-BUeno, por ultimo y espero no olvidarme de nada, sino, seguimos en contacto, el lunfardo o slang, no es dificil. El uso del “vos” reemplaza el “tu” siempre, por lo cual no creo que sea motivo para no entendernos. Las expresiones o lunfardo que puedas encontrar varian de acuerdo al nivel de educacion de las personas, pero es algo parecido a lo que ocurre en españa y con varias diferencias que pueden causar risa entre los que te escuchan hablar. Por ejemplo, aqui no decimos “cojer” como sinonimo de levantar, sabemos su significado, lo compartimos con los españoles, pero solo en el diccionario y no en el uso diario. En el lenguaje cotidiano y argentino tiene una connotacion sexual, que te contare cuando nos veamos, ahora me da un poco de pudor ya que no nos conocemos.
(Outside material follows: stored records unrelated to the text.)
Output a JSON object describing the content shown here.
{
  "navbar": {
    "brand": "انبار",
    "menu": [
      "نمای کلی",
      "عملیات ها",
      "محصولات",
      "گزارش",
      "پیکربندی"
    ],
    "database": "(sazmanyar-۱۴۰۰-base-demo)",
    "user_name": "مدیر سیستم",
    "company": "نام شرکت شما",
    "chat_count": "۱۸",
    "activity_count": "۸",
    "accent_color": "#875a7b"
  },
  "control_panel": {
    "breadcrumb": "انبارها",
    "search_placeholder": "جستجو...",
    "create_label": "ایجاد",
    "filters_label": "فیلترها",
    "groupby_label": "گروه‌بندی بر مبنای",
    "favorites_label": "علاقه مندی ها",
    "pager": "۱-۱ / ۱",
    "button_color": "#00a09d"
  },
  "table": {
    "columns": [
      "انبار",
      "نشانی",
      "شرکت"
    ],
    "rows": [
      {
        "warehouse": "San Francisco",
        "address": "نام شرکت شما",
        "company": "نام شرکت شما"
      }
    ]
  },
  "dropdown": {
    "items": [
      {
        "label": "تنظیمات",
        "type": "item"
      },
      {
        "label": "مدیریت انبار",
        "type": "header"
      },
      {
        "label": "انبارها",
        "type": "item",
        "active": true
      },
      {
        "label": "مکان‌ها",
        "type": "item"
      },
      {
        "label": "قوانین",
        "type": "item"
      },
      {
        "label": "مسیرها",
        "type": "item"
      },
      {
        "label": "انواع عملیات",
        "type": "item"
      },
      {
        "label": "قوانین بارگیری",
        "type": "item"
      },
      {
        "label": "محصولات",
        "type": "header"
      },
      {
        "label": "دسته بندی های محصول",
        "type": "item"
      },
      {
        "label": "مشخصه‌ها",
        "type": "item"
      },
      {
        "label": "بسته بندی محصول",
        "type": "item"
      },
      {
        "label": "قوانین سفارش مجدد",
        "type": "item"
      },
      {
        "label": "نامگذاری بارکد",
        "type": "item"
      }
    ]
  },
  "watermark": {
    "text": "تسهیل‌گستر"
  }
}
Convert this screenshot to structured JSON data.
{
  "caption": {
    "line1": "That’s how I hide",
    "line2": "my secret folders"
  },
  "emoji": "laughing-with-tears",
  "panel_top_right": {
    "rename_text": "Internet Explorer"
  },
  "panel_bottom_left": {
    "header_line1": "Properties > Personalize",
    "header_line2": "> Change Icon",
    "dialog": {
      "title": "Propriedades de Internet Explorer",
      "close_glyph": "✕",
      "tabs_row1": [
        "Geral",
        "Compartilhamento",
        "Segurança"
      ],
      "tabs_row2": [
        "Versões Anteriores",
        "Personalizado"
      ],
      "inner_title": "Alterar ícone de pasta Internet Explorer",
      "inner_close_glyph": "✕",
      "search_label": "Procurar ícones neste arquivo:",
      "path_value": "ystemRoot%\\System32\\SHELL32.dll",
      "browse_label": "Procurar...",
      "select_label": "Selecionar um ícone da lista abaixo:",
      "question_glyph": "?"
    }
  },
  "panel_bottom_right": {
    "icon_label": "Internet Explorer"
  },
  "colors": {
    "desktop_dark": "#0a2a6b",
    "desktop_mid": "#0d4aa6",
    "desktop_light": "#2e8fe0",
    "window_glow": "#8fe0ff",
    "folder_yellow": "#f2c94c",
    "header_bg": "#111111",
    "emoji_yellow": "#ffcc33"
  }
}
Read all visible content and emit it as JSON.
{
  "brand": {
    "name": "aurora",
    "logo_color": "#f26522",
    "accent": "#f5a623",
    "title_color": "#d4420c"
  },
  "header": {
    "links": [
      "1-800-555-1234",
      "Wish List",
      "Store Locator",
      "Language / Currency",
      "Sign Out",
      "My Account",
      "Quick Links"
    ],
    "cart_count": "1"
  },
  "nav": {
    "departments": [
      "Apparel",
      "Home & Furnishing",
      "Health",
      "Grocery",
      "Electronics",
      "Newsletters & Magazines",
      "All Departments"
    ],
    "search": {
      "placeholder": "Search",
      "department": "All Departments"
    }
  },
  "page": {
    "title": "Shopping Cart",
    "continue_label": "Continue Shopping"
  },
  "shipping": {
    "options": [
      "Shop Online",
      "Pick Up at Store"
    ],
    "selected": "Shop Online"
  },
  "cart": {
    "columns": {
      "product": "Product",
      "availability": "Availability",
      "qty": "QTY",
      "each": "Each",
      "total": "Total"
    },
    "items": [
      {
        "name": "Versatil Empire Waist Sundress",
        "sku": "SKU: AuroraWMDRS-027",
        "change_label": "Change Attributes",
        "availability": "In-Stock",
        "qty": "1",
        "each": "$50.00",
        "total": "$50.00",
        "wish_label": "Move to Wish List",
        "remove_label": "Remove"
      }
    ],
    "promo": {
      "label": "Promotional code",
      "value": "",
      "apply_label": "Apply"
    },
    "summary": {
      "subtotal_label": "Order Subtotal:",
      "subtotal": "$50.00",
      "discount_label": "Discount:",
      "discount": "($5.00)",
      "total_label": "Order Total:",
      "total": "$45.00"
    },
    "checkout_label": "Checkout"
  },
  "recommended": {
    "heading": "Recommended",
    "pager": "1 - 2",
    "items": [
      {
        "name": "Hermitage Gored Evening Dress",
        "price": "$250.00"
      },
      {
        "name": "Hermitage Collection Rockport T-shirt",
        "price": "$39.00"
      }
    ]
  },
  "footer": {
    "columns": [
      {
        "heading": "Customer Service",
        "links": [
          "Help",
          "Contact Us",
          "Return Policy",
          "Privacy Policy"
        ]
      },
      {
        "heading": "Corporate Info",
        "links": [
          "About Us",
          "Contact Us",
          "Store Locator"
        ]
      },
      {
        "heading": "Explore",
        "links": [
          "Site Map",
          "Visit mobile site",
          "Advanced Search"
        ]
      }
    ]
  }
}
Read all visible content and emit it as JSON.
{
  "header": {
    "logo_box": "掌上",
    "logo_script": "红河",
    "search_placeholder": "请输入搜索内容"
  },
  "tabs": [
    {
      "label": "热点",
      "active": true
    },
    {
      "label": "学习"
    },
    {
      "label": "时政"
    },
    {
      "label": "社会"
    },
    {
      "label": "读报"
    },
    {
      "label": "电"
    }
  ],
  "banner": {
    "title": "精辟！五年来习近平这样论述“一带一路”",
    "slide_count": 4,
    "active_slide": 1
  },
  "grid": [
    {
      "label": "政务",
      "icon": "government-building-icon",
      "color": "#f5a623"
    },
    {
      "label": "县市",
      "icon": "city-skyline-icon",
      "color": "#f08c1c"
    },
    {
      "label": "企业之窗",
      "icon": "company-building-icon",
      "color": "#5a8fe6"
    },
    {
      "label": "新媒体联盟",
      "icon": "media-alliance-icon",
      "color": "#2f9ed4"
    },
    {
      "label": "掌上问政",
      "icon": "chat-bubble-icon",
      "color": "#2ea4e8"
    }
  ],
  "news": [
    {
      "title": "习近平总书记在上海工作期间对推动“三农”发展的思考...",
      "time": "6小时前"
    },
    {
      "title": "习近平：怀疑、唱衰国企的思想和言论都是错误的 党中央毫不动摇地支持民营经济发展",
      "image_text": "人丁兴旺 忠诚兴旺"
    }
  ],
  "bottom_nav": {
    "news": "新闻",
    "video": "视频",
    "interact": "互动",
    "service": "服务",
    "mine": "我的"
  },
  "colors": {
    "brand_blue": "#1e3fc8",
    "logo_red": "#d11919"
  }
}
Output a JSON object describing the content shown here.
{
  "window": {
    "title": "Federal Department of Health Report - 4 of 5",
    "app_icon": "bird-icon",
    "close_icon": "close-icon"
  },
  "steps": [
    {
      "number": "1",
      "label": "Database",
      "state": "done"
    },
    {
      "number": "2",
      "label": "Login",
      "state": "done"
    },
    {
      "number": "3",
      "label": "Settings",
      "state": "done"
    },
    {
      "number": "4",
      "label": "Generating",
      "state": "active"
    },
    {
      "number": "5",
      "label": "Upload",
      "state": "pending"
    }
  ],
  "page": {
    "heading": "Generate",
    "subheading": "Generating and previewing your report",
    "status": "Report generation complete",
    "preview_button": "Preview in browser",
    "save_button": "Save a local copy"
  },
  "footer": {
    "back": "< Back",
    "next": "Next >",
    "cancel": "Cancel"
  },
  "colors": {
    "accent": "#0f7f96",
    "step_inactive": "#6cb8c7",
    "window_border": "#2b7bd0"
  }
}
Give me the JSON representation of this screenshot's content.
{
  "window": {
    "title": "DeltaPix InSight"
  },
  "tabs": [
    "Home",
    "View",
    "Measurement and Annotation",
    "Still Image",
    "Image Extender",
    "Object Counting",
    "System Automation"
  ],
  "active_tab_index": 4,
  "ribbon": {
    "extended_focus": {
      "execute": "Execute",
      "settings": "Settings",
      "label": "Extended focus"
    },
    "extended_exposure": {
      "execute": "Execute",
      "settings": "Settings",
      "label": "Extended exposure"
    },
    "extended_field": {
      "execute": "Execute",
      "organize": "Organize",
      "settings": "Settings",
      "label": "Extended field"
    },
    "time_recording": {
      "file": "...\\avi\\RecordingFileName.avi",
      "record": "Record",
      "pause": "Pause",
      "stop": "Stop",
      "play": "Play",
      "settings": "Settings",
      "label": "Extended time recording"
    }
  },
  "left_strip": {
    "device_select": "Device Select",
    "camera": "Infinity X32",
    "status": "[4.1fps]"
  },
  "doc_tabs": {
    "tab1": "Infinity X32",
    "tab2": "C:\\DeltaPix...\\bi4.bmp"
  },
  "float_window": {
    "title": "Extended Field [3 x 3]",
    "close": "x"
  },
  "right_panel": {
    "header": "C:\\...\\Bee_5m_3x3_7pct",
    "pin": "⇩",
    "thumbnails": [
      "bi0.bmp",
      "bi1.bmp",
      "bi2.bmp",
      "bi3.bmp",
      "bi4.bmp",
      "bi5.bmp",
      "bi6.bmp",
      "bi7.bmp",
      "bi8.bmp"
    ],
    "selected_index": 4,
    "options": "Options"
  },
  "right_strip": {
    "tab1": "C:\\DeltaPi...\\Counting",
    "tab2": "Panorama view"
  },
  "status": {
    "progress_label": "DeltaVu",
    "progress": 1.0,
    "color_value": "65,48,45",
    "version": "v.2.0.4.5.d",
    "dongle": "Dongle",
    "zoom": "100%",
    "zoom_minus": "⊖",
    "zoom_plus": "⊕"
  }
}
El resto de expresiones se aprenden, pero no te preocupes que no es dificil de entender nuestro español. La otra diferencia con el español de españa o de otros paises de latinoamerica como Mexico y Colombia es la acentuación que le damos a los verbos o su forma, por ejemplo: el verbo “tener” en “¿Tiénes un minuto para hablar?” (acentue la palabra para marcar la diferencia), en argentina y mas bien en BA diriamos: “¿Tenés un minuto para charlar?”, y cosas asi, creo que se entiende, ¿verdad?

No te preocupes que vas a entender todo perfectamente…decimos algunas cosas distinto a los españoles, pero si vas abierta a entender, vas a poder hacerlo sin problemas!
usamos la palabra “cosa” en todo! 😛 (Thing) como:
te voy a decir una cosa
pasame esa cosa
hay alguna otra cosa que me quieras decir?
cualquier cosa que necesites
se entiende..no?

Decimos vos, en vez de tu:
vos sos la novia de él? (tú eres su novia?)
de donde sos? (en vez de: de donde eres)

Y despues hay palabras como:
no cojemos la jarra, sino que agarramos la jarra. (coger, en Argentina, es “fuck”) asique intenta no confundirte! pero de todas formas entendemos igual…por ahi nos causa un poco de risa, pero nada mas! =)
El cristal, es un vidrio aca
decimos “aca” en vez de “aqui”

Con respecto al slang debo confesar que los cordobeses tenemos una tonada muy especial, hay veces que no pronunciamos las eses y es como que alargamos más las vocales. y hay muchas palabras tipicas como “culida/o” es algo muy nuestro, es una muy mala palabra pero todo depende como las uses y el tono que uses.

Advertisements

Leave a Reply

Fill in your details below or click an icon to log in:

WordPress.com Logo

You are commenting using your WordPress.com account. Log Out / Change )

Twitter picture

You are commenting using your Twitter account. Log Out / Change )

Facebook photo

You are commenting using your Facebook account. Log Out / Change )

Google+ photo

You are commenting using your Google+ account. Log Out / Change )

Connecting to %s